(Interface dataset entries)
▬▬▬▬▬▬

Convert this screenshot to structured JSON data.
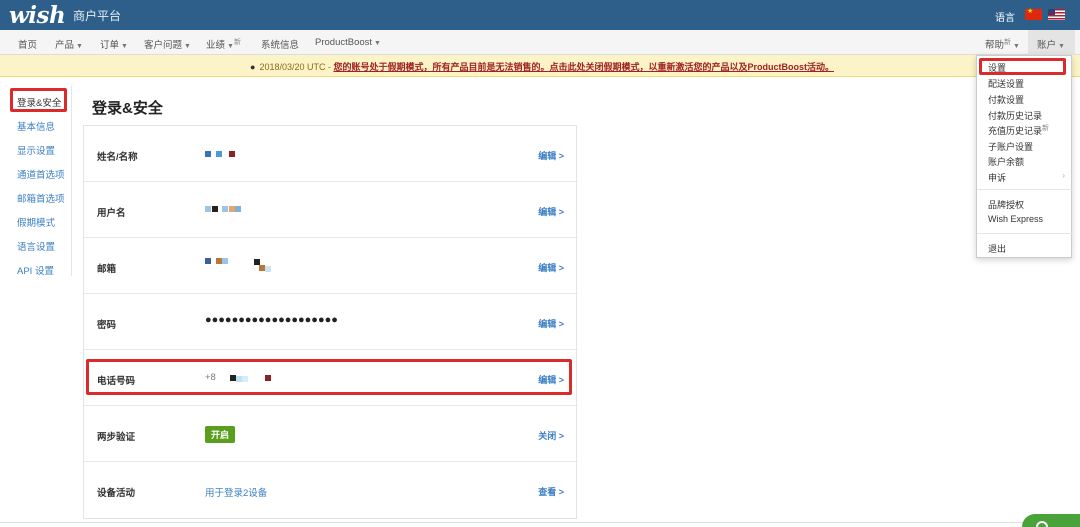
{
  "topbar": {
    "logo": "wish",
    "platform_title": "商户平台",
    "language_label": "语言"
  },
  "nav": {
    "items": [
      {
        "label": "首页"
      },
      {
        "label": "产品"
      },
      {
        "label": "订单"
      },
      {
        "label": "客户问题"
      },
      {
        "label": "业绩"
      },
      {
        "label": "系统信息"
      },
      {
        "label": "ProductBoost"
      }
    ],
    "new_badge": "新",
    "help": "帮助",
    "account": "账户"
  },
  "banner": {
    "date_text": "2018/03/20 UTC -",
    "warning_text": "您的账号处于假期模式，所有产品目前是无法销售的。点击此处关闭假期模式，以重新激活您的产品以及ProductBoost活动。"
  },
  "sidebar": {
    "items": [
      {
        "label": "登录&安全",
        "active": true
      },
      {
        "label": "基本信息"
      },
      {
        "label": "显示设置"
      },
      {
        "label": "通道首选项"
      },
      {
        "label": "邮箱首选项"
      },
      {
        "label": "假期模式"
      },
      {
        "label": "语言设置"
      },
      {
        "label": "API 设置"
      }
    ]
  },
  "main": {
    "title": "登录&安全",
    "rows": [
      {
        "label": "姓名/名称",
        "action": "编辑 >"
      },
      {
        "label": "用户名",
        "action": "编辑 >"
      },
      {
        "label": "邮箱",
        "action": "编辑 >"
      },
      {
        "label": "密码",
        "value": "●●●●●●●●●●●●●●●●●●●●",
        "action": "编辑 >"
      },
      {
        "label": "电话号码",
        "value": "+8",
        "action": "编辑 >"
      },
      {
        "label": "两步验证",
        "value": "开启",
        "action": "关闭 >"
      },
      {
        "label": "设备活动",
        "value": "用于登录2设备",
        "action": "查看 >"
      }
    ]
  },
  "dropdown": {
    "items": [
      {
        "label": "设置"
      },
      {
        "label": "配送设置"
      },
      {
        "label": "付款设置"
      },
      {
        "label": "付款历史记录"
      },
      {
        "label": "充值历史记录"
      },
      {
        "label": "子账户设置"
      },
      {
        "label": "账户余额"
      },
      {
        "label": "申诉"
      },
      {
        "label": "品牌授权"
      },
      {
        "label": "Wish Express"
      },
      {
        "label": "退出"
      }
    ],
    "new_badge": "新"
  },
  "colors": {
    "topbar": "#2d5f8a",
    "link": "#3b7fc4",
    "highlight": "#d92b2b",
    "badge_on": "#5a9e1e",
    "banner_bg": "#fcf4c6"
  }
}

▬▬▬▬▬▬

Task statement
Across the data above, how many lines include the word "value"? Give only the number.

Solution to the problem
4